### Directions
Wherever a line below holds the word "icon", copy that line.

-=-=-

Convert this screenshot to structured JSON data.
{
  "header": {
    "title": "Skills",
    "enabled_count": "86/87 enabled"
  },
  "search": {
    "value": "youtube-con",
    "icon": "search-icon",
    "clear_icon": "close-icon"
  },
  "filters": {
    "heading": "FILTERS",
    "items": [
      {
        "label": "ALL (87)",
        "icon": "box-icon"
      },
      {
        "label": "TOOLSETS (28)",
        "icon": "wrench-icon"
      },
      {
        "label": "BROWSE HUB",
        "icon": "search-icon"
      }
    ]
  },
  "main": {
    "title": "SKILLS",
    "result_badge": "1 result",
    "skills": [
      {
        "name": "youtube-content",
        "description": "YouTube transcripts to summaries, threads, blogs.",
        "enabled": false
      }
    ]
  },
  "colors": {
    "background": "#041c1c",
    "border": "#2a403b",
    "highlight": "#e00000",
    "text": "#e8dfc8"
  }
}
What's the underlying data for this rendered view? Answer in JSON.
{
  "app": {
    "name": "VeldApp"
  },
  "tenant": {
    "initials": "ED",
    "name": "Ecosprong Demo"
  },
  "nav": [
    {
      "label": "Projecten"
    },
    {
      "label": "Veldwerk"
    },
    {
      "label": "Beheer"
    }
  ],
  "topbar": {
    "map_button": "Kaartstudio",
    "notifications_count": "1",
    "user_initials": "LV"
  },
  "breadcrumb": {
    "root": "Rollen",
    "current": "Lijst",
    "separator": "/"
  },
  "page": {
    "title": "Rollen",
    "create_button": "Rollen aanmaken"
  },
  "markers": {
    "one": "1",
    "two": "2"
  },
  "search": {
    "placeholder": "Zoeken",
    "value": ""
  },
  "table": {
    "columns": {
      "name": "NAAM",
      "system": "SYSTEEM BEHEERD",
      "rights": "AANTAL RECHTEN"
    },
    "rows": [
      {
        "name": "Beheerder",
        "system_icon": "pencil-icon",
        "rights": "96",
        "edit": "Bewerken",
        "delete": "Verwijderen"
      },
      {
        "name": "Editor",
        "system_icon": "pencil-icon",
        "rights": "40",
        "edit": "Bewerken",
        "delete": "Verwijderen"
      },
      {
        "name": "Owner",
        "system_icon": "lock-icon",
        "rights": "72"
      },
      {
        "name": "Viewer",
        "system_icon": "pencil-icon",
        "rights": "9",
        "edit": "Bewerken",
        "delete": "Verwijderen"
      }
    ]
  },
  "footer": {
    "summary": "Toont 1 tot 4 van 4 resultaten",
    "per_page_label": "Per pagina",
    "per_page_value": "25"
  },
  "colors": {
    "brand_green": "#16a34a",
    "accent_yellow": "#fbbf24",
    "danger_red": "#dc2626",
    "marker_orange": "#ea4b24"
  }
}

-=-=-

### Reply
    "icon": "search-icon",
    "clear_icon": "close-icon"
        "icon": "box-icon"
        "icon": "wrench-icon"
        "icon": "search-icon"
        "system_icon": "pencil-icon",
        "system_icon": "pencil-icon",
        "system_icon": "lock-icon",
        "system_icon": "pencil-icon",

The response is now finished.